Skip to content
5 Ways All of Us Can Help Get Out the Vote

5 Ways All of Us Can Help Get Out the Vote

By Donna Zaccaro
Share to Facebook Share to Twitter Share to LinkedIn Share to email

I volunteered and worked on my first political campaign when I was 15 years old. At a subway stop entrance in my neighborhood, I handed out palm cards, which are essentially small flyers on card stock, for New York City Council Candidate Carol Bellamy. (She went on to become the first woman New York City Council President.)

Just two years later, I worked as a volunteer for my mother, Geraldine Ferraro, on her first campaign for Congress. That time, I traveled with my palm cards and literature to subway stops throughout the district, and also shopping malls, senior centers, political events -  anywhere there were multiple potential voters congregating or passing through. I also did phone banking or calls to potential voters, helped create prime voter lists, and stuffed envelopes with campaign literature.  

Over the years since then, I’ve worked on many political campaigns from local to national in various capacities. No matter which campaign, each has been full of enthusiastic and hopeful people of all ages, eager to support their chosen candidate and donate some of their own time to ensure other voters in their area would turn out at the polls.

Grassroots volunteers are the heart of any democratic campaign, and they are a vital resource to their candidate and their community. Take it from me: Anyone, at any age, and even with zero political experience, can make a real contribution to a candidate’s campaign and the election process. I encourage you to get to reach out to a local campaign and see it for yourself.  And besides seeing how whatever you do can have an impact, an added bonus for me has been that I’ve made some great personal friends from working side-by-side.

With Election Day only weeks away, there are many things that each and every one of us can do to make sure our vote is counted, as well as help educate other voters, increase voter turnout, and support local candidates who are busy campaigning in their districts. Even if you have never campaigned before, here are five easy things you can do between now and Election Day:

1. Register. Make sure you (and everyone you know!) are registered to vote, and that you know where the correct polling place is and when it’s open.  

2. Vote early. Request an absentee ballot, or plan to vote early. And remember, absentee ballots must be requested in advance and early voting locations are often different from day-of voting sites.

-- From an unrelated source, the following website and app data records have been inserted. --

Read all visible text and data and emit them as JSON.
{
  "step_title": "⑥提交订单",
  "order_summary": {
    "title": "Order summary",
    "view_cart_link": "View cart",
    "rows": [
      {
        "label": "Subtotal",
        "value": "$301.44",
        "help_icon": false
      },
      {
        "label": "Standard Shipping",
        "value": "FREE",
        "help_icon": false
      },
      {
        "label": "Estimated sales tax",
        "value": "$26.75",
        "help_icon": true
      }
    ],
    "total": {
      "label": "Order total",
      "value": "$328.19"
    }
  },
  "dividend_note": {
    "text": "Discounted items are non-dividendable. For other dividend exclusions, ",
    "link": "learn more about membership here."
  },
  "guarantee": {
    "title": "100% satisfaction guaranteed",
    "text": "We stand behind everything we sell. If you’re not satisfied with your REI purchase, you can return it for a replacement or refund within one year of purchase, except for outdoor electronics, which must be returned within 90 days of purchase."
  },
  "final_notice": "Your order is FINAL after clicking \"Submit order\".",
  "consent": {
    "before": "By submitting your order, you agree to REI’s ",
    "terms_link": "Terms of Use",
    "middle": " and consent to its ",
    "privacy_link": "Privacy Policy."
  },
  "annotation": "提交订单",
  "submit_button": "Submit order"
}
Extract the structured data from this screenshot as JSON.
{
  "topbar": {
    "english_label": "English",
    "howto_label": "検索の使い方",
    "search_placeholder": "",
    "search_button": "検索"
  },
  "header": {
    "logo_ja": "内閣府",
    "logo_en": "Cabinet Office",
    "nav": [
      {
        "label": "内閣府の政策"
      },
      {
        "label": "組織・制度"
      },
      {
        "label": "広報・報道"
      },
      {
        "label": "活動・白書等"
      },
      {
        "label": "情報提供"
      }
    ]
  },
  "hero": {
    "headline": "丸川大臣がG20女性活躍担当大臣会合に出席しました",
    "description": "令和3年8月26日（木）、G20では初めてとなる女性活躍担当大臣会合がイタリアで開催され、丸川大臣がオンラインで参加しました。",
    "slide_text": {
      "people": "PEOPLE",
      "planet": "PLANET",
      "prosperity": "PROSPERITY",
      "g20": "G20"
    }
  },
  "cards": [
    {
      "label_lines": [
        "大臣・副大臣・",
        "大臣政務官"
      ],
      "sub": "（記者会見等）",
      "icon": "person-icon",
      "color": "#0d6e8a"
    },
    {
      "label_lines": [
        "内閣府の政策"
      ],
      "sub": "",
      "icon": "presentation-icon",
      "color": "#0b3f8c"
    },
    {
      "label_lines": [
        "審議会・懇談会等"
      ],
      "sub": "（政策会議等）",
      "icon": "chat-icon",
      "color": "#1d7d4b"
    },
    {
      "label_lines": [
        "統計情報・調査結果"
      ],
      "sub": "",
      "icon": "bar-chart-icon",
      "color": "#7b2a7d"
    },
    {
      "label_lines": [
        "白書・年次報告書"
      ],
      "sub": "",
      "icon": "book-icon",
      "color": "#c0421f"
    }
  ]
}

3. Volunteer. You can text bank/phone bank, go door-to-door, or hand out flyers for your local candidate’s campaign. The more local the candidate, the less staff they likely have—and the more help they could use.

4. Help your elders. Contact nursing homes and assisted living facilities near you to see if you can help get people to polling places or make sure they’re signed up to receive absentee ballots.


5. Show your support. Display yard signs or window signs to show your support for the candidates you’ll vote for. This can help with name recognition, and it can be a great jumping-off point for a conversation with an undecided friend or neighbor on why you vote!


Donna Zaccaro serves as the Board Chair of Eleanor’s Legacy, NewYork State-based organization that recruits, trains and supports pro-choice Democratic women to all levels of office throughout the state. Donna is also an award-winning documentary filmmaker whose production company, Ferrodonna Features, produces films about women, women’s issues and social justice issues. She is best known for directing and producing Geraldine Ferraro: Paving the Way and To A More Perfect Union: US v. Windsor.

Want to learn more about Sunday Paper PLUS?

You're invited to join Maria Shriver's new membership program! You'll unlock exclusive content, receive access to her monthly video series called Above the Noise with Maria, and much, much more!

Join Now